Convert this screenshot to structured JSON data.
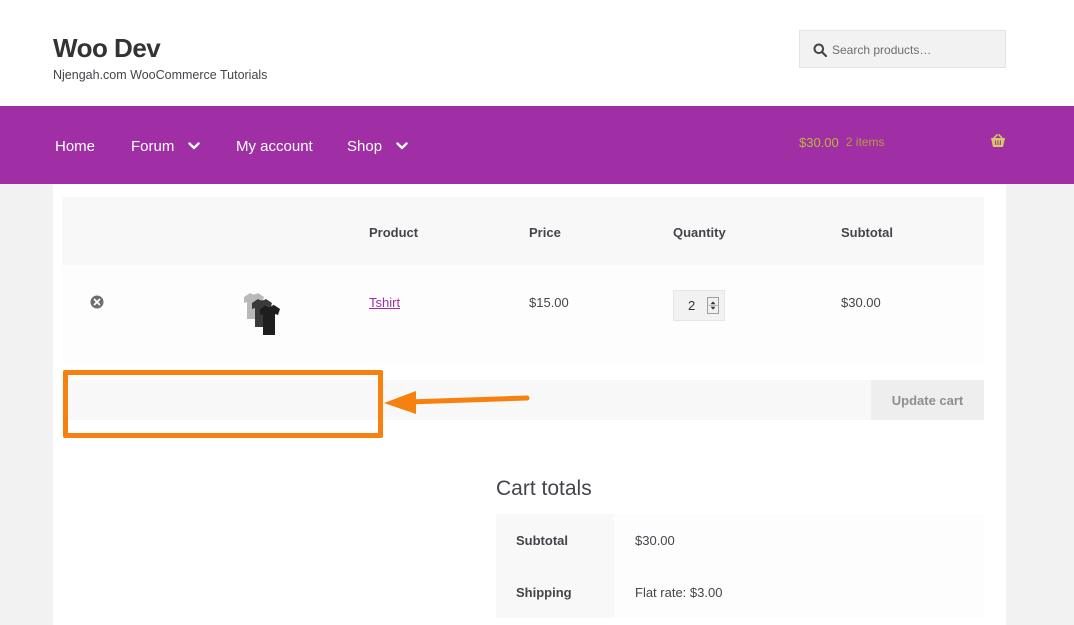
{
  "site": {
    "title": "Woo Dev",
    "tagline": "Njengah.com WooCommerce Tutorials"
  },
  "search": {
    "placeholder": "Search products…",
    "icon": "search-icon"
  },
  "nav": {
    "items": [
      {
        "label": "Home",
        "has_dropdown": false
      },
      {
        "label": "Forum",
        "has_dropdown": true
      },
      {
        "label": "My account",
        "has_dropdown": false
      },
      {
        "label": "Shop",
        "has_dropdown": true
      }
    ],
    "cart": {
      "amount": "$30.00",
      "count": "2 items",
      "icon": "basket-icon"
    }
  },
  "cart_table": {
    "headers": [
      "Product",
      "Price",
      "Quantity",
      "Subtotal"
    ],
    "rows": [
      {
        "product": "Tshirt",
        "price": "$15.00",
        "quantity": "2",
        "subtotal": "$30.00"
      }
    ],
    "update_button": "Update cart"
  },
  "cart_totals": {
    "title": "Cart totals",
    "rows": [
      {
        "label": "Subtotal",
        "value": "$30.00"
      },
      {
        "label": "Shipping",
        "value": "Flat rate: $3.00"
      }
    ]
  },
  "colors": {
    "brand_purple": "#a02ea5",
    "annotation_orange": "#f6810f"
  }
}
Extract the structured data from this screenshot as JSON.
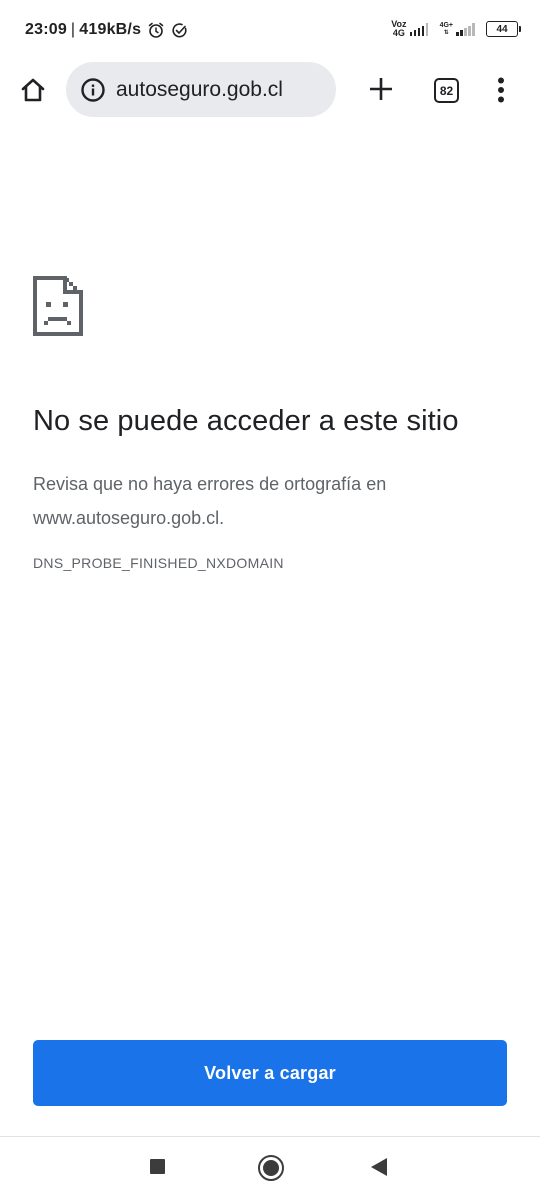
{
  "status_bar": {
    "time": "23:09",
    "separator": "|",
    "speed": "419kB/s",
    "alarm_icon": "alarm-clock-icon",
    "sync_icon": "check-circle-icon",
    "volte_line1": "Voz",
    "volte_line2": "4G",
    "net_type": "4G+",
    "battery": "44"
  },
  "toolbar": {
    "home_icon": "home-icon",
    "info_icon": "info-circle-icon",
    "url": "autoseguro.gob.cl",
    "new_tab_icon": "plus-icon",
    "tab_count": "82",
    "menu_icon": "vertical-dots-icon"
  },
  "error_page": {
    "icon": "sad-document-icon",
    "title": "No se puede acceder a este sitio",
    "message": "Revisa que no haya errores de ortografía en www.autoseguro.gob.cl.",
    "error_code": "DNS_PROBE_FINISHED_NXDOMAIN",
    "reload_label": "Volver a cargar"
  },
  "nav_bar": {
    "recents_icon": "square-icon",
    "home_icon": "circle-home-icon",
    "back_icon": "triangle-back-icon"
  },
  "colors": {
    "accent": "#1a73e8",
    "omnibox_bg": "#e8eaed",
    "secondary_text": "#5f6368"
  }
}
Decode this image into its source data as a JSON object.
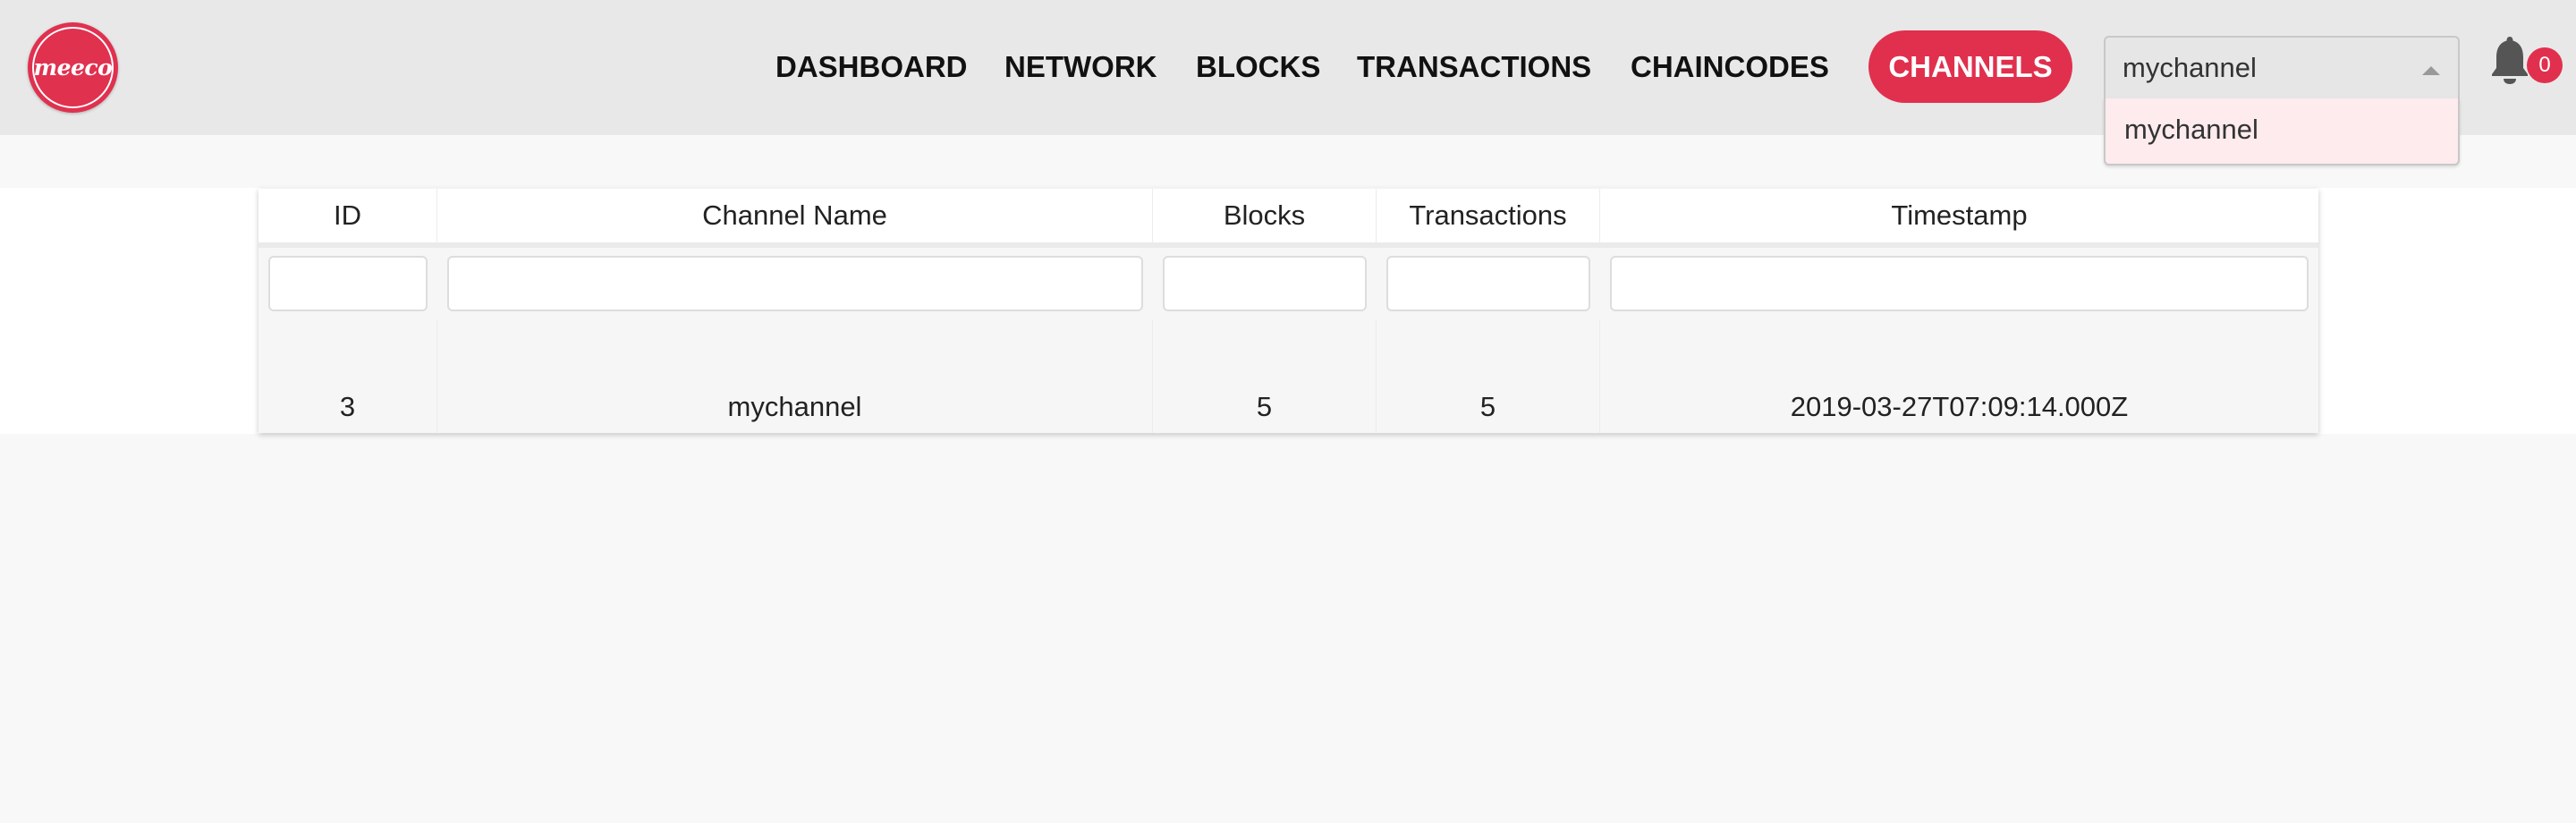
{
  "brand": {
    "logo_text": "meeco",
    "accent_color": "#e0304d"
  },
  "nav": {
    "items": [
      {
        "label": "DASHBOARD"
      },
      {
        "label": "NETWORK"
      },
      {
        "label": "BLOCKS"
      },
      {
        "label": "TRANSACTIONS"
      },
      {
        "label": "CHAINCODES"
      }
    ],
    "active_label": "CHANNELS"
  },
  "channel_select": {
    "value": "mychannel",
    "options": [
      "mychannel"
    ]
  },
  "notifications": {
    "icon": "bell-icon",
    "count": "0"
  },
  "table": {
    "columns": [
      "ID",
      "Channel Name",
      "Blocks",
      "Transactions",
      "Timestamp"
    ],
    "filters": [
      "",
      "",
      "",
      "",
      ""
    ],
    "rows": [
      {
        "id": "3",
        "channel_name": "mychannel",
        "blocks": "5",
        "transactions": "5",
        "timestamp": "2019-03-27T07:09:14.000Z"
      }
    ]
  }
}
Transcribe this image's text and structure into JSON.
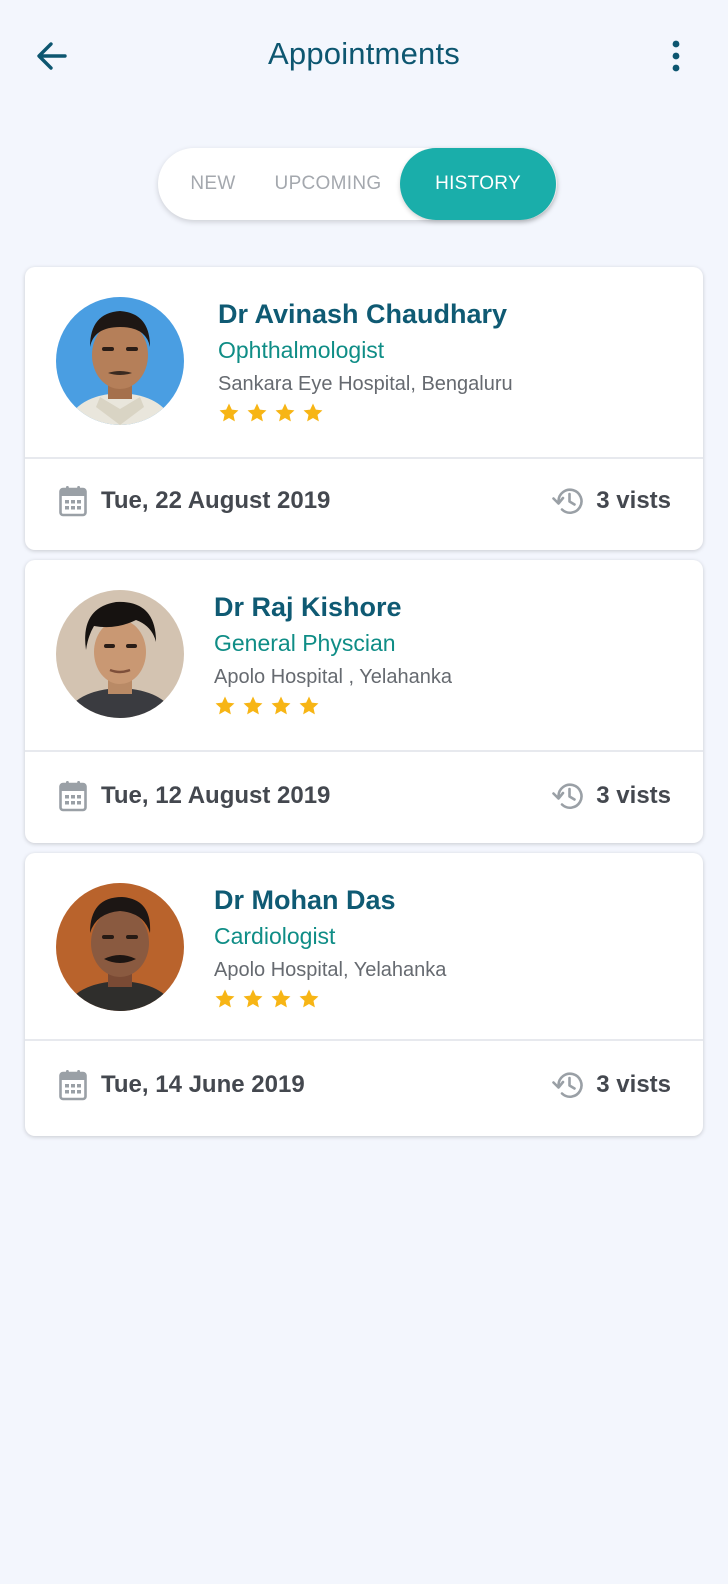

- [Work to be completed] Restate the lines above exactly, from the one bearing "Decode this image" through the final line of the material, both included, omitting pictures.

- [Result]
Decode this image into its source data as a JSON object.
{
  "brand": {
    "logo_text": "meeco",
    "accent_color": "#e0304d"
  },
  "nav": {
    "items": [
      {
        "label": "DASHBOARD"
      },
      {
        "label": "NETWORK"
      },
      {
        "label": "BLOCKS"
      },
      {
        "label": "TRANSACTIONS"
      },
      {
        "label": "CHAINCODES"
      }
    ],
    "active_label": "CHANNELS"
  },
  "channel_select": {
    "value": "mychannel",
    "options": [
      "mychannel"
    ]
  },
  "notifications": {
    "icon": "bell-icon",
    "count": "0"
  },
  "table": {
    "columns": [
      "ID",
      "Channel Name",
      "Blocks",
      "Transactions",
      "Timestamp"
    ],
    "filters": [
      "",
      "",
      "",
      "",
      ""
    ],
    "rows": [
      {
        "id": "3",
        "channel_name": "mychannel",
        "blocks": "5",
        "transactions": "5",
        "timestamp": "2019-03-27T07:09:14.000Z"
      }
    ]
  }
}
Transcribe this image's text and structure into JSON.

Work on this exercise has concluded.